Condition Based Management (CBM)

Having a system that calls for a repair before a problem even arises may sound like a way to increase the amount of contractor visits, but just the opposite situation actually exists. Computerized systems create a concept called condition based management, or CBM. With a CBM system in place, most regular maintenance calls are no longer necessary. Your contractor only has to come out when something’s about to go wrong, and your system will tell him when it’s happening. He’ll still repair troubles before they become large problems, and he’ll still run some checks for wiring and other equipment, but for the most part your contractor will only show up when he’s really needed.

Read More

When Should My Electrical Contractor Be On Site?

Posted by on Jun 11, 2016 in Blogs, Electrical Contractors | Comments Off on When Should My Electrical Contractor Be On Site?

When Should My Electrical Contractor Be On Site?

Whether you’re building a new home, undertaking an electrical remodeling and renovation project or building a commercial structurer that needs commercial electrical installation, at some point, you’re probably going to need to have an electrical contractor on site.

If you have a general contractor handling the construction for you, then they’ll probably be taking care of the scheduling of trades like electrical, but if you’re still wondering when your electrical contractor should be on site (and why timing matters!) read on.

Why Timing Matters

On most projects, an electrical contractor will work as a sub-contractor, with the main or general contractor determining how the construction or remodeling process would progress.

Problems can occur when a general contractor requests that an electrical contractor be on site too early, because there are usually costs involved in having any subcontractor wait on site.
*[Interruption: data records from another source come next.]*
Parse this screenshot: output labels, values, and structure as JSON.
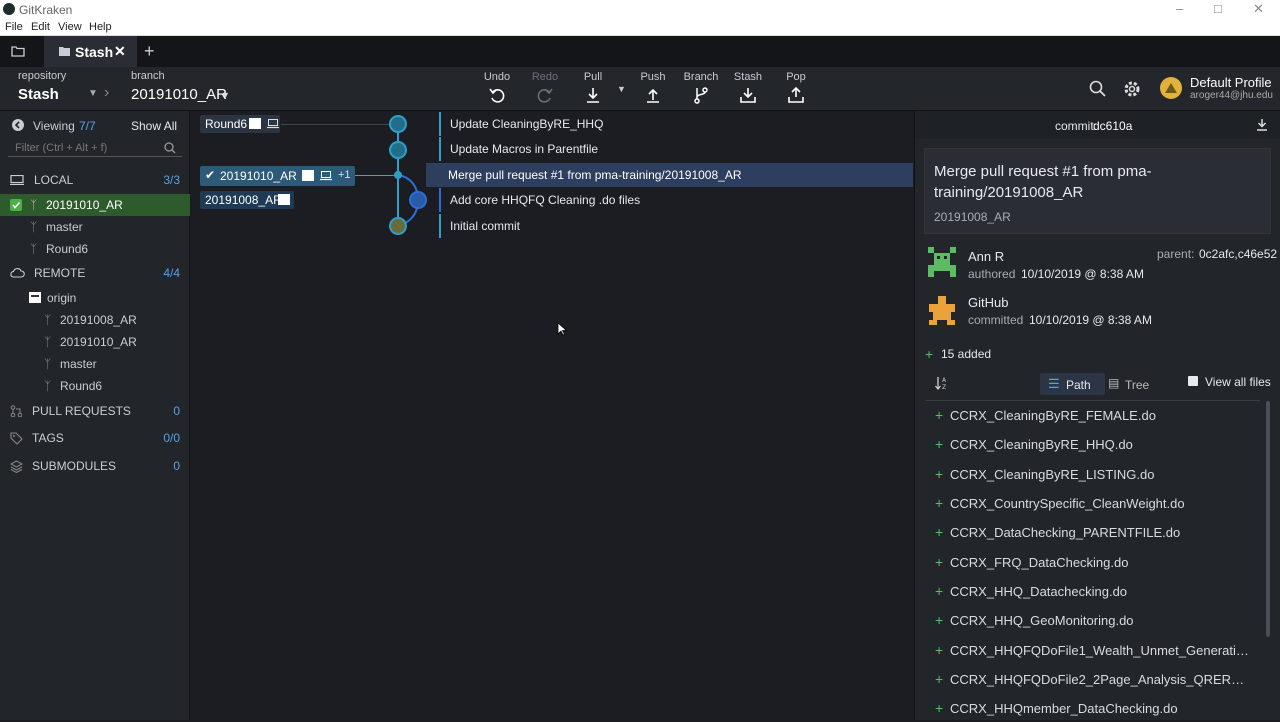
{
  "app": {
    "title": "GitKraken"
  },
  "menu": [
    "File",
    "Edit",
    "View",
    "Help"
  ],
  "tabs": {
    "active_tab": "Stash",
    "add_tab": "+"
  },
  "toolbar": {
    "repo_caption": "repository",
    "repo_name": "Stash",
    "branch_caption": "branch",
    "branch_name": "20191010_AR",
    "actions": [
      "Undo",
      "Redo",
      "Pull",
      "Push",
      "Branch",
      "Stash",
      "Pop"
    ],
    "profile_name": "Default Profile",
    "profile_email": "aroger44@jhu.edu"
  },
  "sidebar": {
    "viewing_label": "Viewing",
    "viewing_count": "7/7",
    "show_all": "Show All",
    "filter_placeholder": "Filter (Ctrl + Alt + f)",
    "local": {
      "label": "LOCAL",
      "count": "3/3",
      "branches": [
        "20191010_AR",
        "master",
        "Round6"
      ]
    },
    "remote": {
      "label": "REMOTE",
      "count": "4/4",
      "origin": "origin",
      "branches": [
        "20191008_AR",
        "20191010_AR",
        "master",
        "Round6"
      ]
    },
    "pull_requests": {
      "label": "PULL REQUESTS",
      "count": "0"
    },
    "tags": {
      "label": "TAGS",
      "count": "0/0"
    },
    "submodules": {
      "label": "SUBMODULES",
      "count": "0"
    }
  },
  "graph": {
    "refs": {
      "round6": "Round6",
      "head": "20191010_AR",
      "head_extra": "+1",
      "other": "20191008_AR"
    },
    "commits": [
      "Update CleaningByRE_HHQ",
      "Update Macros in Parentfile",
      "Merge pull request #1 from pma-training/20191008_AR",
      "Add core HHQFQ Cleaning .do files",
      "Initial commit"
    ]
  },
  "detail": {
    "commit_label": "commit:",
    "commit_sha": "dc610a",
    "message_title": "Merge pull request #1 from pma-training/20191008_AR",
    "message_body": "20191008_AR",
    "author_name": "Ann R",
    "authored_label": "authored",
    "authored_date": "10/10/2019 @ 8:38 AM",
    "parent_label": "parent:",
    "parent_shas": "0c2afc,c46e52",
    "committer_name": "GitHub",
    "committed_label": "committed",
    "committed_date": "10/10/2019 @ 8:38 AM",
    "added_summary": "15 added",
    "path_label": "Path",
    "tree_label": "Tree",
    "view_all_label": "View all files",
    "files": [
      "CCRX_CleaningByRE_FEMALE.do",
      "CCRX_CleaningByRE_HHQ.do",
      "CCRX_CleaningByRE_LISTING.do",
      "CCRX_CountrySpecific_CleanWeight.do",
      "CCRX_DataChecking_PARENTFILE.do",
      "CCRX_FRQ_DataChecking.do",
      "CCRX_HHQ_Datachecking.do",
      "CCRX_HHQ_GeoMonitoring.do",
      "CCRX_HHQFQDoFile1_Wealth_Unmet_Generatio...",
      "CCRX_HHQFQDoFile2_2Page_Analysis_QRERevisi...",
      "CCRX_HHQmember_DataChecking.do"
    ]
  }
}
If they’re not earning their money, they’re losing it! This is why it’s so important that you work with experienced contractors and sub contractors, so that there is careful planning, and those sorts of additional costs can be avoided.

If there’s a delay in getting your electrical contractor on site during a construction or renovation project, whether residential or commercial, that is a problem too. If there is wiring to be done (and there usually will be) walls and finishes cannot happen until your electrician has been on site.
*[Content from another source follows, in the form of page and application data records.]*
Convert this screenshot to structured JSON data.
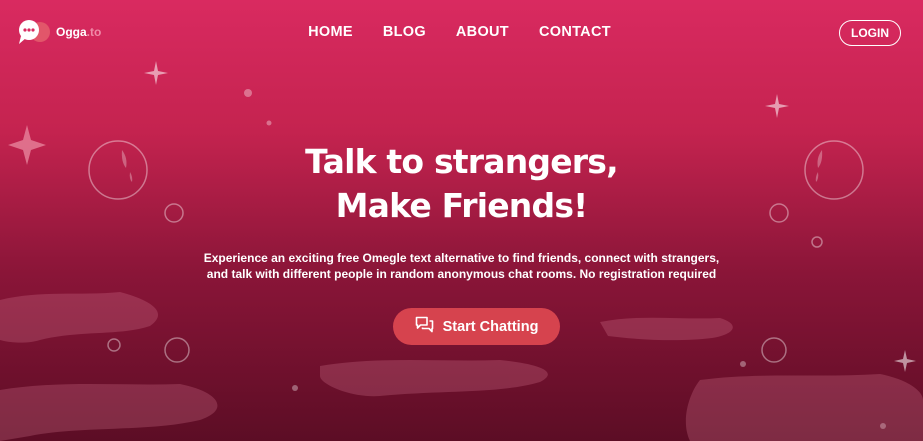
{
  "brand": {
    "name": "Ogga",
    "tld": ".to"
  },
  "nav": {
    "items": [
      "HOME",
      "BLOG",
      "ABOUT",
      "CONTACT"
    ],
    "login": "LOGIN"
  },
  "hero": {
    "title_line1": "Talk to strangers,",
    "title_line2": "Make Friends!",
    "subtitle_line1": "Experience an exciting free Omegle text alternative to find friends, connect with strangers,",
    "subtitle_line2": "and talk with different people in random anonymous chat rooms. No registration required",
    "cta_label": "Start Chatting",
    "cta_icon": "chat-bubbles-icon"
  },
  "colors": {
    "background_top": "#d92a60",
    "background_bottom": "#5c0d25",
    "cta": "#d6434e"
  }
}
Critical Timing

Every construction project is different, and there are likely to be different factors involved in determining who needs to be on site when on your new build or renovation project, but there are a few constants. These are times when you will definitely want to see your electrical contractor or their representative on your work site:
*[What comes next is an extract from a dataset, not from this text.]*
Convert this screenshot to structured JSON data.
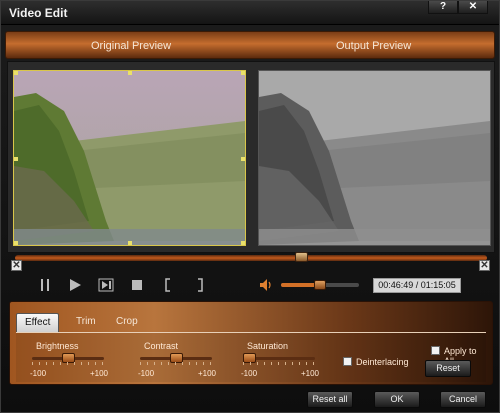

  • Before quoting, your electrical contractor should do a site visit to make sure they are clear on what they are pricing.
  • Shortly after your project starts, there should be a kickoff meeting, and it’s likely that your electrical contractor will be present.
  • At weekly or monthly progress meetings, but usually only after their portion of the project has started.
  • Once the walls are up, and the wiring and rough ins need to be in place for finishing to continue.
  • At the end of your project, for final fixtures, fittings and finishing of the electrical installation.
  • Any time there is a planned inspection that might include electrical.

Usually, the timing of these visits to site will be worked out by the general contractor and your electrical contractor, but if you are managing your own renovation or remodel, you might have to be more involved in the process. Make sure that there’s a clear schedule for any project, so you can limit delays.

Working Together

Good electrical contractors will be on site when you need them on site, and they’ll work together with you and your team (including construction professionals and general contractors) to get work done on an efficient time scale.

Make sure that you choose an electrical contractor that has the capacity to meet your deadlines, because in construction, like life, time often really is money, and timing can be very important to construction success. Keep communicating, and ensure that everyone is on the same page as far as scheduling, and things will go a lot smoother.

Read More